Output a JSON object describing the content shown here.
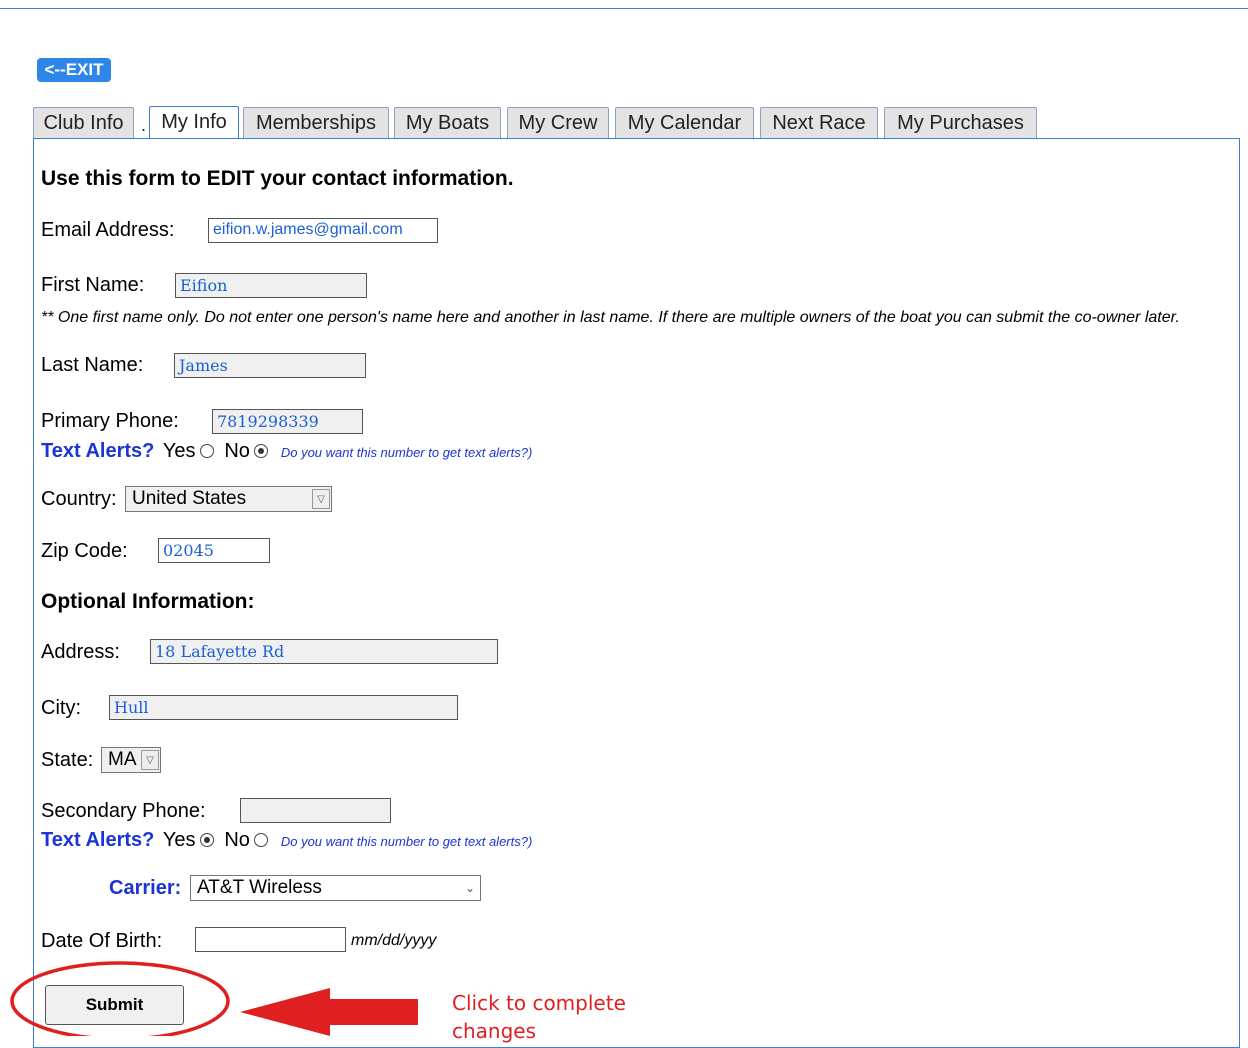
{
  "exit_label": "<--EXIT",
  "tabs": [
    {
      "label": "Club Info",
      "active": false
    },
    {
      "label": "My Info",
      "active": true
    },
    {
      "label": "Memberships",
      "active": false
    },
    {
      "label": "My Boats",
      "active": false
    },
    {
      "label": "My Crew",
      "active": false
    },
    {
      "label": "My Calendar",
      "active": false
    },
    {
      "label": "Next Race",
      "active": false
    },
    {
      "label": "My Purchases",
      "active": false
    }
  ],
  "tab_separator": ".",
  "form": {
    "heading": "Use this form to EDIT your contact information.",
    "email_label": "Email Address:",
    "email_value": "eifion.w.james@gmail.com",
    "first_name_label": "First Name:",
    "first_name_value": "Eifion",
    "first_name_note": "** One first name only. Do not enter one person's name here and another in last name. If there are multiple owners of the boat you can submit the co-owner later.",
    "last_name_label": "Last Name:",
    "last_name_value": "James",
    "primary_phone_label": "Primary Phone:",
    "primary_phone_value": "7819298339",
    "text_alerts_label": "Text Alerts?",
    "yes_label": "Yes",
    "no_label": "No",
    "text_alerts_note": "Do you want this number to get text alerts?)",
    "primary_text_alerts": "No",
    "country_label": "Country:",
    "country_value": "United States",
    "zip_label": "Zip Code:",
    "zip_value": "02045",
    "optional_heading": "Optional Information:",
    "address_label": "Address:",
    "address_value": "18 Lafayette Rd",
    "city_label": "City:",
    "city_value": "Hull",
    "state_label": "State:",
    "state_value": "MA",
    "secondary_phone_label": "Secondary Phone:",
    "secondary_phone_value": "",
    "secondary_text_alerts": "Yes",
    "carrier_label": "Carrier:",
    "carrier_value": "AT&T Wireless",
    "dob_label": "Date Of Birth:",
    "dob_value": "",
    "dob_hint": "mm/dd/yyyy",
    "submit_label": "Submit"
  },
  "annotation": {
    "callout_line1": "Click to complete",
    "callout_line2": "changes",
    "color": "#e02020"
  },
  "colors": {
    "accent": "#3b7fd6",
    "exit_button": "#2e86e8",
    "alert_label": "#1a34d6",
    "input_text": "#1a5fd6"
  }
}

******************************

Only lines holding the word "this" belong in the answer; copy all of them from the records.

    "heading": "Use this form to EDIT your contact information.",
    "text_alerts_note": "Do you want this number to get text alerts?)",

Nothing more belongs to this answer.